### WHAT THIS TASK INVOLVES
Counting every line in the entries below where the word "name" occurs, report how many there are. Give only that number.

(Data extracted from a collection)
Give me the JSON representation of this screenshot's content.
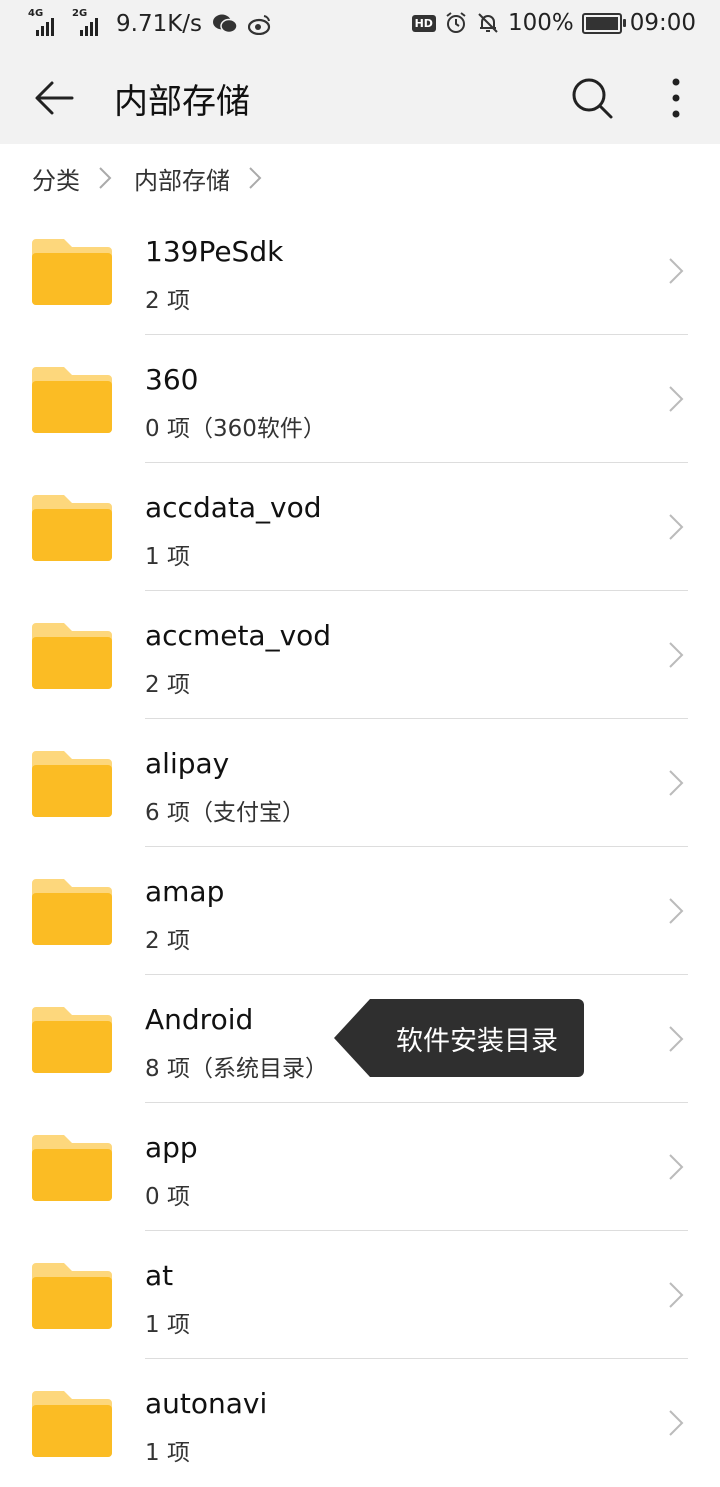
{
  "status_bar": {
    "net1": "4G",
    "net2": "2G",
    "speed": "9.71K/s",
    "hd": "HD",
    "battery": "100%",
    "time": "09:00"
  },
  "app_bar": {
    "title": "内部存储"
  },
  "breadcrumb": [
    "分类",
    "内部存储"
  ],
  "folders": [
    {
      "name": "139PeSdk",
      "meta": "2 项"
    },
    {
      "name": "360",
      "meta": "0 项（360软件）"
    },
    {
      "name": "accdata_vod",
      "meta": "1 项"
    },
    {
      "name": "accmeta_vod",
      "meta": "2 项"
    },
    {
      "name": "alipay",
      "meta": "6 项（支付宝）"
    },
    {
      "name": "amap",
      "meta": "2 项"
    },
    {
      "name": "Android",
      "meta": "8 项（系统目录）"
    },
    {
      "name": "app",
      "meta": "0 项"
    },
    {
      "name": "at",
      "meta": "1 项"
    },
    {
      "name": "autonavi",
      "meta": "1 项"
    }
  ],
  "tooltip": {
    "text": "软件安装目录"
  },
  "colors": {
    "folder_back": "#FDD77C",
    "folder_front": "#FBBC24",
    "bar_bg": "#F2F2F2",
    "tooltip_bg": "#2F2F2F"
  }
}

### RESULT BELOW
10